BUNAC's volunteer projects have been hugely successful and have made a staggering impact worldwide. Just take, for example, the Sports Coaching Project in South Africa. Over the past 10 years it's reached over 100,000 children in South Africa and it's only getting bigger. Volunteers use sports such as football, tennis, and rugby to teach important health issues to students. As a result, this has improved knowledge and attitude to HIV and AIDS by 32% on average.We also found that 89% of children reached reported they felt more positive about life. Sports has proved to be an effective medium, in fact, combining physical activity with the key messages improves the children's ability to retain the information by up to 80%.
BUNAC also play their part in saving wildlife too. One of the biggest projects is Wildlife Volunteering in Kruger National Park. Sustaining the wildlife in a park the size of Wales hasn't been easy but it has made a huge contribution to the conservation of the wildlife. The initial camera trapping work has now created sufficient awareness of a decline in leopard numbers. The hard work of BUNAC volunteers has contributed to saving at least 150 leopards this year alone. The volunteer base camp also directly benefits the local community with employment opportunities, and the income generated from the volunteer project is utilised for conservation efforts in the reserve concession.

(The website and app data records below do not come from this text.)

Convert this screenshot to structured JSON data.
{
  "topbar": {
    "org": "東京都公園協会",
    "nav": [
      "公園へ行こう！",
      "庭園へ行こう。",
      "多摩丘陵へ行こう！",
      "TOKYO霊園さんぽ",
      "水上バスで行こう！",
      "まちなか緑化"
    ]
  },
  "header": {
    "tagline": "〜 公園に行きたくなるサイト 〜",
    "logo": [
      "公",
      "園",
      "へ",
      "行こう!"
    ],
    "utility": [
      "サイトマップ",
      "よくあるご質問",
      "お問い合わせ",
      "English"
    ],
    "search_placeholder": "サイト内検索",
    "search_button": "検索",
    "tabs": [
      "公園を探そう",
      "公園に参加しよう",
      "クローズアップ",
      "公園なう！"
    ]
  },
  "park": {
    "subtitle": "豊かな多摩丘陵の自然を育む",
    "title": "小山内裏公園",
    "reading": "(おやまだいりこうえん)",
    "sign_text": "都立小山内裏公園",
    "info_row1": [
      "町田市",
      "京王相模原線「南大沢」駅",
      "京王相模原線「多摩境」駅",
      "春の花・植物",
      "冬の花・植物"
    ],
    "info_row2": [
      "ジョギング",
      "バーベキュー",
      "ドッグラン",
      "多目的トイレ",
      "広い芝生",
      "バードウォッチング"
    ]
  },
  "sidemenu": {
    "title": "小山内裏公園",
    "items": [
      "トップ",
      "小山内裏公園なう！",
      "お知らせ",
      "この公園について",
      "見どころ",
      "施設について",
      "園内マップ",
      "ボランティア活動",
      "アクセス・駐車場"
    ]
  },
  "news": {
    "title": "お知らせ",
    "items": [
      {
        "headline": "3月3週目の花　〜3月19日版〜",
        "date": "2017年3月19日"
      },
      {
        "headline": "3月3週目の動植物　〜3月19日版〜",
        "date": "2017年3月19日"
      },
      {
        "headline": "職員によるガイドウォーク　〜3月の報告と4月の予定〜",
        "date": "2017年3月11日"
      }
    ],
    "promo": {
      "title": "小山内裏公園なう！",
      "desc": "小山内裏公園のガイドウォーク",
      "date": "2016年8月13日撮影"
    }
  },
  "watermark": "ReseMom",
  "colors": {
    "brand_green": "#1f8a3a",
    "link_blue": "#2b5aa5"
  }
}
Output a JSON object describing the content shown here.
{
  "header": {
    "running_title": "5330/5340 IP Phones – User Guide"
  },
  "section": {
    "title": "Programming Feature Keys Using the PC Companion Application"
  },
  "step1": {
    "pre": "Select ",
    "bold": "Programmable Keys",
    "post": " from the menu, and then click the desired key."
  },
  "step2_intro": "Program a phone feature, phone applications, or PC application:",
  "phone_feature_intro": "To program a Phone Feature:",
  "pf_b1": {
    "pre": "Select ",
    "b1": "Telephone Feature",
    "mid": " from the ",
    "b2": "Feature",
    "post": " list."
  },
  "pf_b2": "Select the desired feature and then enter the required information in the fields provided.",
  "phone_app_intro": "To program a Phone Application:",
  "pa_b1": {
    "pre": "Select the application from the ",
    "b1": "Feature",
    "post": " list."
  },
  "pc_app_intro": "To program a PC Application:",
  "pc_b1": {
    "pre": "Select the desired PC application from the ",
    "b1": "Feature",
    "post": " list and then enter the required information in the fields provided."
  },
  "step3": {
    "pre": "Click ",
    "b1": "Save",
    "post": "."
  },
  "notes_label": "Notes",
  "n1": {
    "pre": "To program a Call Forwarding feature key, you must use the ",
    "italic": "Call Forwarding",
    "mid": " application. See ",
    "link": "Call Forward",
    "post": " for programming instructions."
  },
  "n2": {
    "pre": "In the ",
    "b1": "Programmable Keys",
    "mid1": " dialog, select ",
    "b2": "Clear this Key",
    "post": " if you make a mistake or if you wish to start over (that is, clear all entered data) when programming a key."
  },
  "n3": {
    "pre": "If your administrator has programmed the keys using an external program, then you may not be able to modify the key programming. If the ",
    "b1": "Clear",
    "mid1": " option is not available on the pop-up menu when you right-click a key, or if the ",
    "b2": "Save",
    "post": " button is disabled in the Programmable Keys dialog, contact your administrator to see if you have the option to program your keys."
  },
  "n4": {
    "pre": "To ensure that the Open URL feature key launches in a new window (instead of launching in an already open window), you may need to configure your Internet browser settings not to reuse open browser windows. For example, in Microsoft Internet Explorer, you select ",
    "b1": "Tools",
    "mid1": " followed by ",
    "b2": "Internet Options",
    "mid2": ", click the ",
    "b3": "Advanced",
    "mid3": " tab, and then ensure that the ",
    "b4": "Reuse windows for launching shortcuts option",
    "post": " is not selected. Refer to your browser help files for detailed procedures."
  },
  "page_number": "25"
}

We couldn't talk about saving the world without mentioning the environmental conservation BUNAC have been part of. Thailand is home to one of many BUNAC environment projects, in particular, the Coastal Conservation projects in Phang Nga. People assume that fishing and shipping industries are to blame for rubbish in the ocean, when only 20% of items found in the ocean can be linked to this. The remaining 80% is due to land-based sources, like litter from the public, tourists and industrial discharges. In a recent clean up on the project over 40 bags worth of Styrofoam, lighters and flip flops were cleared. Without the help of this project, the beautiful coastline of Phang Nga would be a sight of floating debris. The locals of the area are often so pleased by the work of our volunteers that they're welcomed into the community and spoilt with local food and hospitality.
BUNAC volunteers, we salute you!